Pure white porcelain decorated with underglaze cobalt blue is one of the most successful combinations in the history of world ceramics.


From the Chinese Ming period (1368–1644) - to 15thcentury Meissen Zwiebelmuster (onion pattern) in Germany, many cultures have a popular tradition in blue and white. These include the Iranians, Turks, Indians, Vietnamese, Europeans and Americans as well as the better-known Chinese, Korean and Japanese.


The idea of painting ceramics using a cobalt blue pigment was not actually a Chinese invention but a process developed in the Middle East in Mesopotamia.


So what is cobalt?

Cobalt is a natural mineral that is refined by washing or by calcination (purification by the action of heat, usually in the region of 700C). It is ground and mixed with water to be used as a pigment for blue decoration. Modern refined cobalt oxides are very pure and very strong and they do not give the depth or character of natural cobalt.


There are various cobalt ores; for example, cobaltite, erythrite, glaucodot and skutterudite. However, Asbolite is a cobalt ore containing manganese and iron impurities, which was the source of underglaze blue for Chinese porcelain. It is the only cobalt ore that is an oxide that is safe to use: the other cobalt ores contain arsenic.


Asbolite blue pigment used at Jingdezhen in China during the 14th and 15th centuries was rich in iron, manganese, nickel, and copper. It was imported from Kashan in Persia and the Islamic regions in west Asia, and reached China in an already prepared state.

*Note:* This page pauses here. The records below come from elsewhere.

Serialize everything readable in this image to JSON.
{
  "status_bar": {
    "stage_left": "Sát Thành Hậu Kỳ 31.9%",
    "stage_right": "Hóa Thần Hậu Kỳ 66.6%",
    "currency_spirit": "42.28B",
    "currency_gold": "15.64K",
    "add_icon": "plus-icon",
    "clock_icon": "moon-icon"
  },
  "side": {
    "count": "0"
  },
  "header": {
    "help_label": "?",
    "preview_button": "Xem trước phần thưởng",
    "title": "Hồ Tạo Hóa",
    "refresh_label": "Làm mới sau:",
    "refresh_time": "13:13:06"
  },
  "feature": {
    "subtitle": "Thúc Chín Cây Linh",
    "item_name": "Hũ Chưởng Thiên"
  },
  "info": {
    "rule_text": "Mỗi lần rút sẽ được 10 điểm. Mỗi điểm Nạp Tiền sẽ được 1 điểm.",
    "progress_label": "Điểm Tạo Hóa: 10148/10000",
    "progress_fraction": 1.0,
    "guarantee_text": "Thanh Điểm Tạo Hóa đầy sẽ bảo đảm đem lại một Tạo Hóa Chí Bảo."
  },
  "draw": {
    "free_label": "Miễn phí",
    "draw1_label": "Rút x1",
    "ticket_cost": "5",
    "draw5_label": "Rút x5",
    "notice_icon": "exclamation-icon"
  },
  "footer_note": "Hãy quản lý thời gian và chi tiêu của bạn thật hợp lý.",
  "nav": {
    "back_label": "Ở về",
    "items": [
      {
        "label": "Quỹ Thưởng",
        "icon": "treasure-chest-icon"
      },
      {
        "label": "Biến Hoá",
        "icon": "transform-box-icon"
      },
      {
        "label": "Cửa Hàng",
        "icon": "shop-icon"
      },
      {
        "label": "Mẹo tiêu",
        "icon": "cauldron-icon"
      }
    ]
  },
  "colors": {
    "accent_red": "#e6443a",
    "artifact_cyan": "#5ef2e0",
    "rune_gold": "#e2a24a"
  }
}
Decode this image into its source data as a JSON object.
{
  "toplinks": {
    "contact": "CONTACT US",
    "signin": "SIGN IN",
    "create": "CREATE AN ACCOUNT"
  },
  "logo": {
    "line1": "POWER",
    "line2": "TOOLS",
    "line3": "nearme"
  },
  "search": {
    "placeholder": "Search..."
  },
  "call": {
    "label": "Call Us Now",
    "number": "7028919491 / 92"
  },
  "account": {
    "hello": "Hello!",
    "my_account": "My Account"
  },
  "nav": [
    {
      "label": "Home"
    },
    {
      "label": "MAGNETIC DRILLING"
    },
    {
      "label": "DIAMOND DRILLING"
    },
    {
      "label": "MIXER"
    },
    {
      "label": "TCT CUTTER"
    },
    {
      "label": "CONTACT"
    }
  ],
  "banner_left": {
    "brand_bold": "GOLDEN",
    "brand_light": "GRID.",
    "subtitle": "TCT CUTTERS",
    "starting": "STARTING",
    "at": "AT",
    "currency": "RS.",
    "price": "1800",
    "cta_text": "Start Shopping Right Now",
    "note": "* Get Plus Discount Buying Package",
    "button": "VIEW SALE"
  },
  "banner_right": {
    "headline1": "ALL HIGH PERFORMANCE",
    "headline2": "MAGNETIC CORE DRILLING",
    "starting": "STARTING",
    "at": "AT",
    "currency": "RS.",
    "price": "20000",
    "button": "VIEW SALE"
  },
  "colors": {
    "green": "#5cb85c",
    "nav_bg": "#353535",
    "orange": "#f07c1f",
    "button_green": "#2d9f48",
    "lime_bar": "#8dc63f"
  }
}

Cobalt was called sunmali in China; a transliteration of the term ‘huiqing’, literally meaning ‘Mohammedan blue’ during the Yuan dynasty (1279-1368).


Chinese potters experimented with this foreign cobalt, diluted with water, which they painted onto the ceramic body once it was dried. The colour in the first stage of the design was a grey black. The potter had to be very sure of his brushwork, as the porous surface of the body did not allow for corrections. After painting, the design it was covered with a transparent glaze and the vessel was fired to high temperature. During this glaze firing the grey turned blue.


The varying quality of Chinese cobalt blue ware is connected to the source of the cobalt ore and its availability. The first Ming Emperor Hongwu (1368 – 1398) had very restrictive trade policies, which resulted in a shortage of imported cobalt. What little they had was watered down and mixed with local materials, which resulted in the underglaze blue of the period having a dull greyish tone.


The early cobalt ores imported from Iran and other Islamic regions of west Asia were lower in manganese but higher in iron compared to the Chinese cobalt found in deposits of the western regions of China during the 16th century.


This absence of manganese accounted for the absence of the purple or red tinge in the blue, which fired to a bright sapphire colour instead. A higher iron content in imported cobalt resulted in an uneven blue ranging from a darker tone with black specks to a pale blue. One important difference between the manganese-rich pigments and the iron-rich cobalt ores that preceded them was the tendency of the iron-rich cobalts to diffuse through to the surfaces of the thick porcelain glazes during cooling. This gave the famous ‘heaped and piled’ effect so characteristic of 14th and early 15th century underglaze blue painting.


What is ‘underglaze’?

The term underglaze can often lead to confusion because of the variety of techniques, oxides, underglaze colours, stains and pigments used. To look at the technique in its basic definition, it is the application of oxide onto green ware or more traditionally onto biscuit ware. The decoration is covered with a transparent glaze and then glaze fired.


The fact that the decoration is applied ‘under the glaze’ produces a level of permanence and durability, particularly in comparison to ‘onglaze enamel’ or ‘lustre’ decoration. Oxides that are also strong fluxes are usually more successful in the underglaze technique ie. iron / cobalt /copper. Modern underglaze stains tend to have fluxes added to them and are used with a medium (fat oil and turpentine or gum) and it is traditional to apply them to the biscuit ware. Overloading of the medium with stains results in thick application and will cause crawling of the glaze.


Modern underglaze products on the market today are very accessible and easy to use; they usually contain polyvinyl acetate adhesive which also acts as an extender to assist flow.


Japanese Cobalt pigments:  ‘ Gosu’

‘Gosu’ is the Japanese name for natural cobalt. The ground cobalt powder was traditionally applied with a thick green tea solution that had been boiled down to a syrup. This mixture would be combined with the ‘Gosu’, enabling it to be applied freely and smoothly during painting. It was allowed to dry and then glazed. The tannin in the tea kept the decoration from spreading when the glaze was applied.